=== Action item ===
Without the pictures, retype each line below exactly as it stands.

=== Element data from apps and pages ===
:::::
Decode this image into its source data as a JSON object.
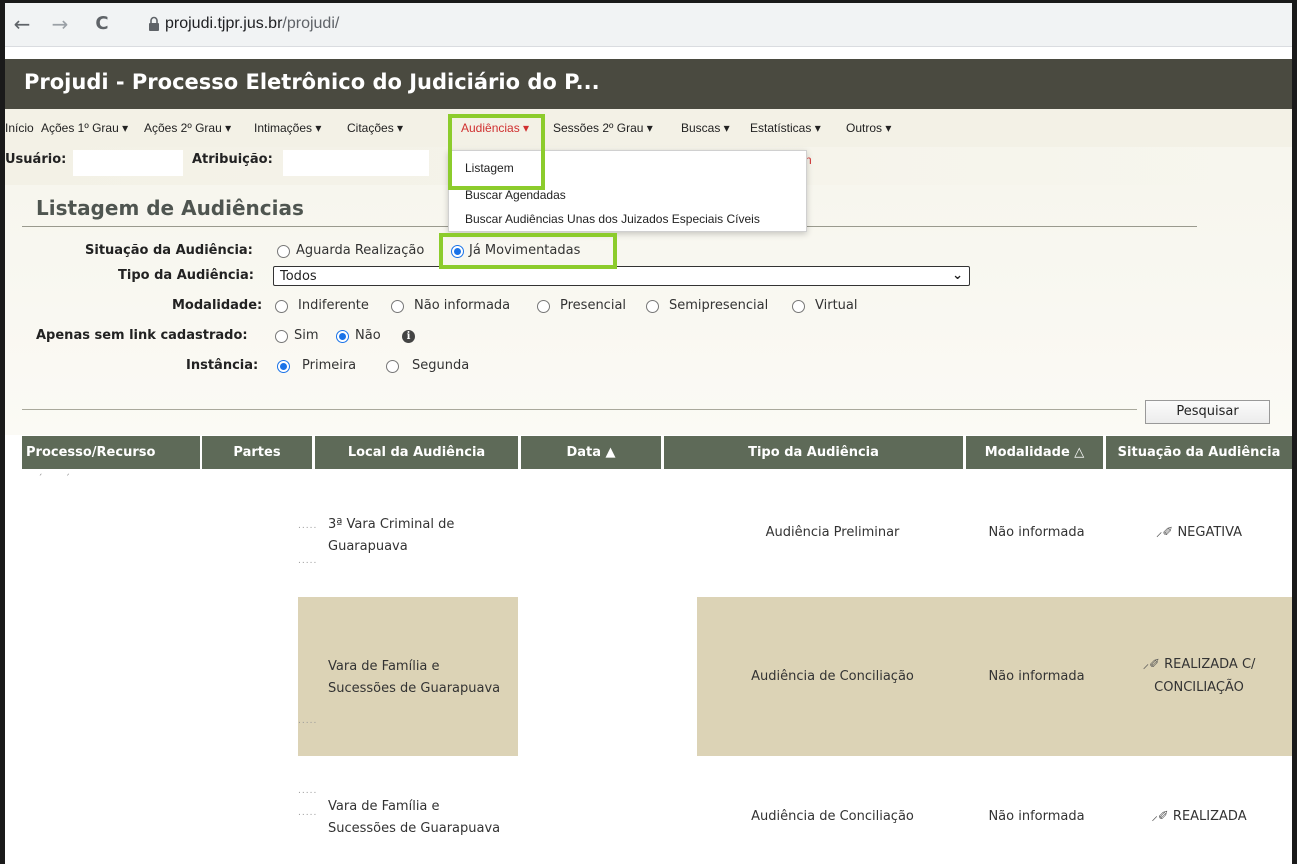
{
  "browser": {
    "back_icon": "←",
    "forward_icon": "→",
    "reload_icon": "C",
    "url_host": "projudi.tjpr.jus.br",
    "url_path": "/projudi/"
  },
  "header": {
    "title": "Projudi - Processo Eletrônico do Judiciário do P..."
  },
  "menu": {
    "items": [
      {
        "label": "Início"
      },
      {
        "label": "Ações 1º Grau ▾"
      },
      {
        "label": "Ações 2º Grau ▾"
      },
      {
        "label": "Intimações ▾"
      },
      {
        "label": "Citações ▾"
      },
      {
        "label": "Audiências ▾"
      },
      {
        "label": "Sessões 2º Grau ▾"
      },
      {
        "label": "Buscas ▾"
      },
      {
        "label": "Estatísticas ▾"
      },
      {
        "label": "Outros ▾"
      }
    ],
    "dropdown": [
      {
        "label": "Listagem"
      },
      {
        "label": "Buscar Agendadas"
      },
      {
        "label": "Buscar Audiências Unas dos Juizados Especiais Cíveis"
      }
    ],
    "stray_fragment": "n"
  },
  "user_row": {
    "usuario_label": "Usuário:",
    "atribuicao_label": "Atribuição:"
  },
  "page_title": "Listagem de Audiências",
  "form": {
    "situacao": {
      "label": "Situação da Audiência:",
      "options": [
        "Aguarda Realização",
        "Já Movimentadas"
      ],
      "selected": "Já Movimentadas"
    },
    "tipo": {
      "label": "Tipo da Audiência:",
      "value": "Todos"
    },
    "modalidade": {
      "label": "Modalidade:",
      "options": [
        "Indiferente",
        "Não informada",
        "Presencial",
        "Semipresencial",
        "Virtual"
      ]
    },
    "sem_link": {
      "label": "Apenas sem link cadastrado:",
      "options": [
        "Sim",
        "Não"
      ],
      "selected": "Não",
      "info_icon": "i"
    },
    "instancia": {
      "label": "Instância:",
      "options": [
        "Primeira",
        "Segunda"
      ],
      "selected": "Primeira"
    },
    "search_button": "Pesquisar"
  },
  "table": {
    "headers": [
      "Processo/Recurso",
      "Partes",
      "Local da Audiência",
      "Data ▲",
      "Tipo da Audiência",
      "Modalidade △",
      "Situação da Audiência"
    ],
    "rows": [
      {
        "local_line1": "3ª Vara Criminal de",
        "local_line2": "Guarapuava",
        "tipo": "Audiência Preliminar",
        "modalidade": "Não informada",
        "situacao_line1": "NEGATIVA",
        "situacao_line2": ""
      },
      {
        "local_line1": "Vara de Família e",
        "local_line2": "Sucessões de Guarapuava",
        "tipo": "Audiência de Conciliação",
        "modalidade": "Não informada",
        "situacao_line1": "REALIZADA C/",
        "situacao_line2": "CONCILIAÇÃO"
      },
      {
        "local_line1": "Vara de Família e",
        "local_line2": "Sucessões de Guarapuava",
        "tipo": "Audiência de Conciliação",
        "modalidade": "Não informada",
        "situacao_line1": "REALIZADA",
        "situacao_line2": ""
      }
    ]
  },
  "colors": {
    "header_bg": "#4a4a40",
    "table_header_bg": "#5e6a58",
    "row_highlight": "#dcd3b6",
    "highlight_border": "#8ccc2c",
    "active_menu": "#d03030"
  }
}
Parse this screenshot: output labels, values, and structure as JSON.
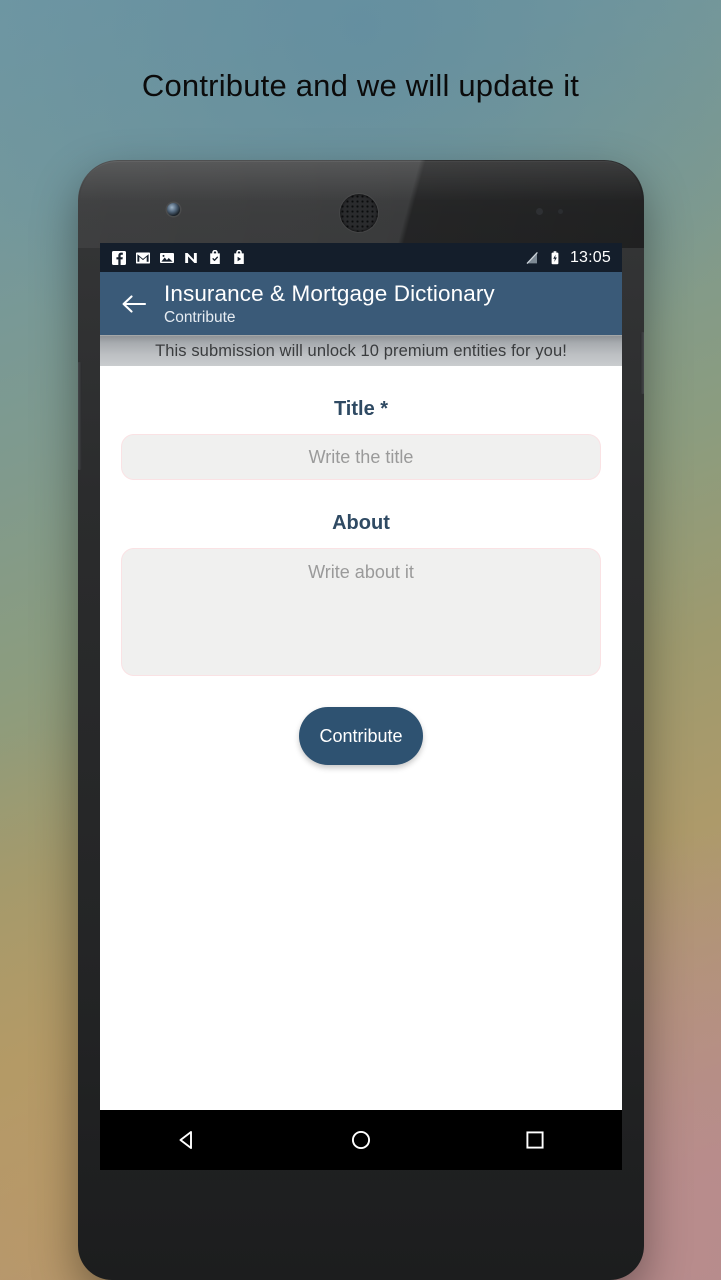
{
  "headline": "Contribute and we will update it",
  "status_bar": {
    "notification_icons": [
      {
        "name": "facebook-icon"
      },
      {
        "name": "gmail-icon"
      },
      {
        "name": "photos-icon"
      },
      {
        "name": "nova-launcher-icon"
      },
      {
        "name": "bag-check-icon"
      },
      {
        "name": "play-store-bag-icon"
      }
    ],
    "signal_icon": "no-signal-icon",
    "battery_icon": "battery-charging-icon",
    "clock": "13:05"
  },
  "app_bar": {
    "back_icon": "back-arrow-icon",
    "title": "Insurance & Mortgage Dictionary",
    "subtitle": "Contribute",
    "background_color": "#3a5a78"
  },
  "banner": {
    "text": "This submission will unlock 10 premium entities for you!"
  },
  "form": {
    "title_field": {
      "label": "Title *",
      "placeholder": "Write the title",
      "value": ""
    },
    "about_field": {
      "label": "About",
      "placeholder": "Write about it",
      "value": ""
    },
    "submit_button": {
      "label": "Contribute",
      "color": "#2e5271"
    }
  },
  "nav_bar": {
    "back": "nav-back-icon",
    "home": "nav-home-icon",
    "recents": "nav-recents-icon"
  },
  "colors": {
    "accent": "#3a5a78",
    "field_border": "#fae2e4",
    "field_fill": "#f0f0ef",
    "label": "#2f4a63"
  }
}
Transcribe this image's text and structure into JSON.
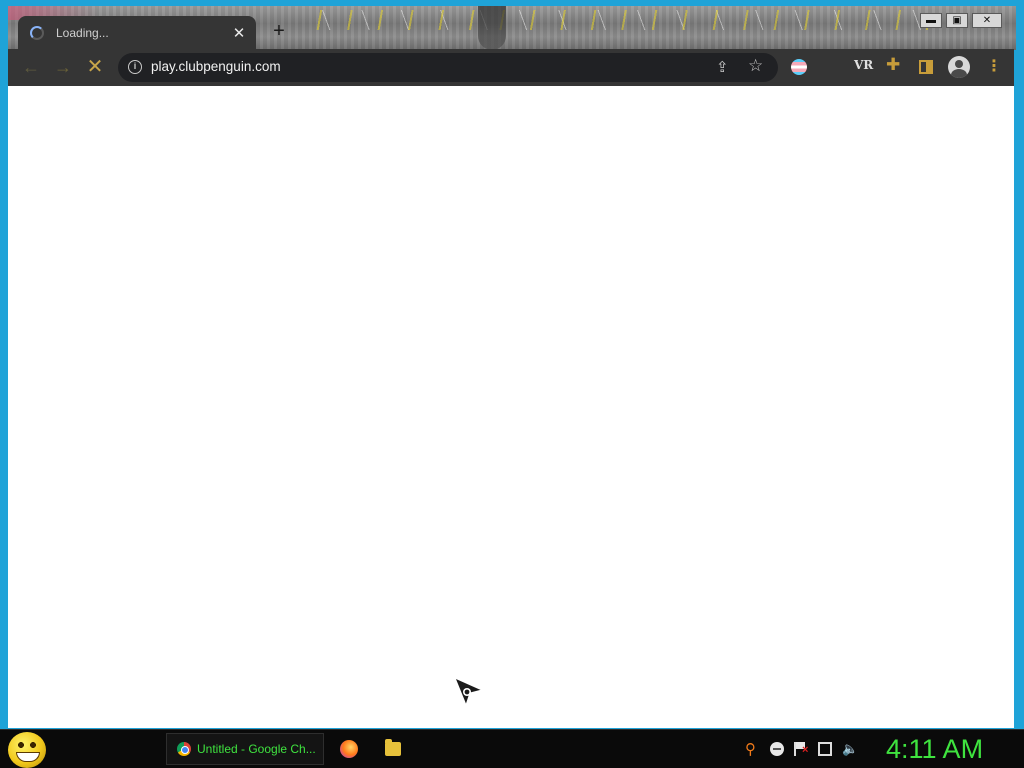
{
  "browser": {
    "tab": {
      "title": "Loading...",
      "close_glyph": "✕"
    },
    "new_tab_glyph": "+",
    "window_controls": {
      "minimize": "▬",
      "maximize": "▣",
      "close": "✕"
    },
    "nav": {
      "back_glyph": "←",
      "forward_glyph": "→",
      "stop_glyph": "✕"
    },
    "omnibox": {
      "url": "play.clubpenguin.com",
      "info_glyph": "i"
    },
    "extensions": {
      "vr_label": "VR",
      "menu_glyph": "⋮"
    }
  },
  "taskbar": {
    "active_item": {
      "label": "Untitled - Google Ch..."
    },
    "clock": "4:11 AM",
    "volume_glyph": "🔈"
  },
  "colors": {
    "accent_green": "#3fe33f",
    "chrome_dark": "#353535",
    "window_border": "#1fa3d8"
  }
}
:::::
=== Response to this task ===
Decode this image into its source data as a JSON object.
{
  "browser": {
    "back_icon": "←",
    "forward_icon": "→",
    "reload_icon": "C",
    "url_host": "projudi.tjpr.jus.br",
    "url_path": "/projudi/"
  },
  "header": {
    "title": "Projudi - Processo Eletrônico do Judiciário do P..."
  },
  "menu": {
    "items": [
      {
        "label": "Início"
      },
      {
        "label": "Ações 1º Grau ▾"
      },
      {
        "label": "Ações 2º Grau ▾"
      },
      {
        "label": "Intimações ▾"
      },
      {
        "label": "Citações ▾"
      },
      {
        "label": "Audiências ▾"
      },
      {
        "label": "Sessões 2º Grau ▾"
      },
      {
        "label": "Buscas ▾"
      },
      {
        "label": "Estatísticas ▾"
      },
      {
        "label": "Outros ▾"
      }
    ],
    "dropdown": [
      {
        "label": "Listagem"
      },
      {
        "label": "Buscar Agendadas"
      },
      {
        "label": "Buscar Audiências Unas dos Juizados Especiais Cíveis"
      }
    ],
    "stray_fragment": "n"
  },
  "user_row": {
    "usuario_label": "Usuário:",
    "atribuicao_label": "Atribuição:"
  },
  "page_title": "Listagem de Audiências",
  "form": {
    "situacao": {
      "label": "Situação da Audiência:",
      "options": [
        "Aguarda Realização",
        "Já Movimentadas"
      ],
      "selected": "Já Movimentadas"
    },
    "tipo": {
      "label": "Tipo da Audiência:",
      "value": "Todos"
    },
    "modalidade": {
      "label": "Modalidade:",
      "options": [
        "Indiferente",
        "Não informada",
        "Presencial",
        "Semipresencial",
        "Virtual"
      ]
    },
    "sem_link": {
      "label": "Apenas sem link cadastrado:",
      "options": [
        "Sim",
        "Não"
      ],
      "selected": "Não",
      "info_icon": "i"
    },
    "instancia": {
      "label": "Instância:",
      "options": [
        "Primeira",
        "Segunda"
      ],
      "selected": "Primeira"
    },
    "search_button": "Pesquisar"
  },
  "table": {
    "headers": [
      "Processo/Recurso",
      "Partes",
      "Local da Audiência",
      "Data ▲",
      "Tipo da Audiência",
      "Modalidade △",
      "Situação da Audiência"
    ],
    "rows": [
      {
        "local_line1": "3ª Vara Criminal de",
        "local_line2": "Guarapuava",
        "tipo": "Audiência Preliminar",
        "modalidade": "Não informada",
        "situacao_line1": "NEGATIVA",
        "situacao_line2": ""
      },
      {
        "local_line1": "Vara de Família e",
        "local_line2": "Sucessões de Guarapuava",
        "tipo": "Audiência de Conciliação",
        "modalidade": "Não informada",
        "situacao_line1": "REALIZADA C/",
        "situacao_line2": "CONCILIAÇÃO"
      },
      {
        "local_line1": "Vara de Família e",
        "local_line2": "Sucessões de Guarapuava",
        "tipo": "Audiência de Conciliação",
        "modalidade": "Não informada",
        "situacao_line1": "REALIZADA",
        "situacao_line2": ""
      }
    ]
  },
  "colors": {
    "header_bg": "#4a4a40",
    "table_header_bg": "#5e6a58",
    "row_highlight": "#dcd3b6",
    "highlight_border": "#8ccc2c",
    "active_menu": "#d03030"
  }
}
Parse this screenshot: output labels, values, and structure as JSON.
{
  "headline": "Contribute and we will update it",
  "status_bar": {
    "notification_icons": [
      {
        "name": "facebook-icon"
      },
      {
        "name": "gmail-icon"
      },
      {
        "name": "photos-icon"
      },
      {
        "name": "nova-launcher-icon"
      },
      {
        "name": "bag-check-icon"
      },
      {
        "name": "play-store-bag-icon"
      }
    ],
    "signal_icon": "no-signal-icon",
    "battery_icon": "battery-charging-icon",
    "clock": "13:05"
  },
  "app_bar": {
    "back_icon": "back-arrow-icon",
    "title": "Insurance & Mortgage Dictionary",
    "subtitle": "Contribute",
    "background_color": "#3a5a78"
  },
  "banner": {
    "text": "This submission will unlock 10 premium entities for you!"
  },
  "form": {
    "title_field": {
      "label": "Title *",
      "placeholder": "Write the title",
      "value": ""
    },
    "about_field": {
      "label": "About",
      "placeholder": "Write about it",
      "value": ""
    },
    "submit_button": {
      "label": "Contribute",
      "color": "#2e5271"
    }
  },
  "nav_bar": {
    "back": "nav-back-icon",
    "home": "nav-home-icon",
    "recents": "nav-recents-icon"
  },
  "colors": {
    "accent": "#3a5a78",
    "field_border": "#fae2e4",
    "field_fill": "#f0f0ef",
    "label": "#2f4a63"
  }
}
Transcribe this image's text and structure into JSON.
{
  "browser": {
    "tab": {
      "title": "Loading...",
      "close_glyph": "✕"
    },
    "new_tab_glyph": "+",
    "window_controls": {
      "minimize": "▬",
      "maximize": "▣",
      "close": "✕"
    },
    "nav": {
      "back_glyph": "←",
      "forward_glyph": "→",
      "stop_glyph": "✕"
    },
    "omnibox": {
      "url": "play.clubpenguin.com",
      "info_glyph": "i"
    },
    "extensions": {
      "vr_label": "VR",
      "menu_glyph": "⋮"
    }
  },
  "taskbar": {
    "active_item": {
      "label": "Untitled - Google Ch..."
    },
    "clock": "4:11 AM",
    "volume_glyph": "🔈"
  },
  "colors": {
    "accent_green": "#3fe33f",
    "chrome_dark": "#353535",
    "window_border": "#1fa3d8"
  }
}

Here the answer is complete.